From an April 1998 general conference address.
President James E. Faust has made it clear that covenants are not just words we speak. If we keep our covenants, they will change our lives.
We should always honor and keep sacred the saving covenants we make with the Lord. If we do, He has promised, “Thou shalt receive revelation upon revelation, knowledge upon knowledge, that thou mayest know the mysteries and peaceable things—that which bringeth joy, that which bringeth life eternal” (D&C 42:61).
Many covenants [have to be made and kept in order to have] happiness here and hereafter. Among the most important are the marriage covenants made between husband and wife. From these covenants flow the greatest joys of life.
The covenant of baptism, with its ordinance of confirmation, opens the gate for eternal life.
Temple covenants are the basis for attaining the greatest blessings the Lord has for us.
We have the great privilege of partaking of the sacrament, the Lord’s Supper. Renewing our baptismal covenants as we partake of the sacrament protects us against all manner of evil. As we worthily partake of the bread and water in remembrance of the Savior’s sacrifice, we witness unto God the Father that we are willing to take upon us the name of His Son and always remember Him and to keep His commandments which He has given us. If we do these things, we will always have His Spirit to be with us (see D&C 20:77, 79). If we partake of the sacrament regularly and are faithful to these covenants, the law will be in our inward parts and written in our hearts. Let me illustrate this with a story from the Church News:
“A group of religion instructors [were] taking a summer course on the life of the Savior and focusing particularly on the parables.
“When the final exam time came, … the students arrived at the classroom to find a note that the exam would be given in another building across campus. Moreover, the note said, it must be finished within the two-hour time period that was starting almost at that moment.
“The students hurried across campus. On the way they passed a little girl crying over a flat tire on her new bike. An old man hobbled painfully toward the library with a cane in one hand, spilling books from a stack he was trying to manage with the other. On a bench by the union building sat a shabbily dressed, bearded man [in obvious distress].
“Rushing into the other classroom, the students were met by the professor, who announced they had all flunked the final exam.
“The only true test of whether they understood the Savior’s life and teaching, he said, was how they treated people in need.
“Their weeks of study at the feet of a capable professor had taught them a great deal of what Christ had said and done.” They learned the letter but not the spirit. Their neglect of the little girl and the two men showed that the message of the course had not entered into their inward parts.
We must at times search our own souls and discover what we really are. Our real character, much as we would wish, cannot be hidden.
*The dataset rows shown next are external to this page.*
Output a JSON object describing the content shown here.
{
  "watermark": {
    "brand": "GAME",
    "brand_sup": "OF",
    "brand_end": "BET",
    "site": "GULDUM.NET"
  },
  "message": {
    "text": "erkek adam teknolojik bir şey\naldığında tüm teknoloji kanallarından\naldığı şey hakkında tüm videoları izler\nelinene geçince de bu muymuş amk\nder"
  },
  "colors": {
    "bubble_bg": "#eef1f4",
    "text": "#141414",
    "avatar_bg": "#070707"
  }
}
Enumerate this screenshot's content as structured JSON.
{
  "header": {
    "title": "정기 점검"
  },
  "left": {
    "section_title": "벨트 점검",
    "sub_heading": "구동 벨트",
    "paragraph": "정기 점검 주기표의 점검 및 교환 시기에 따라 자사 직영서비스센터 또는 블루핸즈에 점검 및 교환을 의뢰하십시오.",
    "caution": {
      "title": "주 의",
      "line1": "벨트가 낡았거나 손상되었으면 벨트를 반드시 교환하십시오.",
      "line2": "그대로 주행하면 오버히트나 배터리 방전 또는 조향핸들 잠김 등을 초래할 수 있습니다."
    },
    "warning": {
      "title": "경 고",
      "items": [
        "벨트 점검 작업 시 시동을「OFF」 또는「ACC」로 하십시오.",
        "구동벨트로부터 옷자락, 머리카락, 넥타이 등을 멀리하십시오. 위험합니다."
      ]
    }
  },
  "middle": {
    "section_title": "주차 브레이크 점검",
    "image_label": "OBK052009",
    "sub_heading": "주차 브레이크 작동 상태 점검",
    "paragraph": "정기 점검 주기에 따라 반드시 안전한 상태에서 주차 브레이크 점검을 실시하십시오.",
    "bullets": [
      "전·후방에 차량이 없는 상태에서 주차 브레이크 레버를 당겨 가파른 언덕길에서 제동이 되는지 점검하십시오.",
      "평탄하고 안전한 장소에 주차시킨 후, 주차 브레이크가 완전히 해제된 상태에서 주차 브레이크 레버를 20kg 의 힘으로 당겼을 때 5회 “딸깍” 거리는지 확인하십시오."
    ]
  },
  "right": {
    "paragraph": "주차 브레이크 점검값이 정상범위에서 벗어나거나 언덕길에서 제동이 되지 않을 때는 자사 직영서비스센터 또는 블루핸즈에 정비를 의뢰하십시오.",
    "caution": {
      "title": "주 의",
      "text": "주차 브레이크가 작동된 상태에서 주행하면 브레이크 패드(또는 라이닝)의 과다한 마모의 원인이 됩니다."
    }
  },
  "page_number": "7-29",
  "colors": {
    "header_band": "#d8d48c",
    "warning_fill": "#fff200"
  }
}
It shines from within us. Attempts to deceive others only deceive ourselves. We are often like the emperor in the fairy tale who thought he was [dressed] in beautiful garments when he was in fact unclothed.
Christlike [behavior] flows from [deep within] the human heart and soul. It is guided by the Holy Spirit of the Lord, which is promised in gospel ordinances. Our greatest hope should be to enjoy the sanctification [being made holy] which comes from this divine guidance; our greatest fear should be to [lose] these blessings.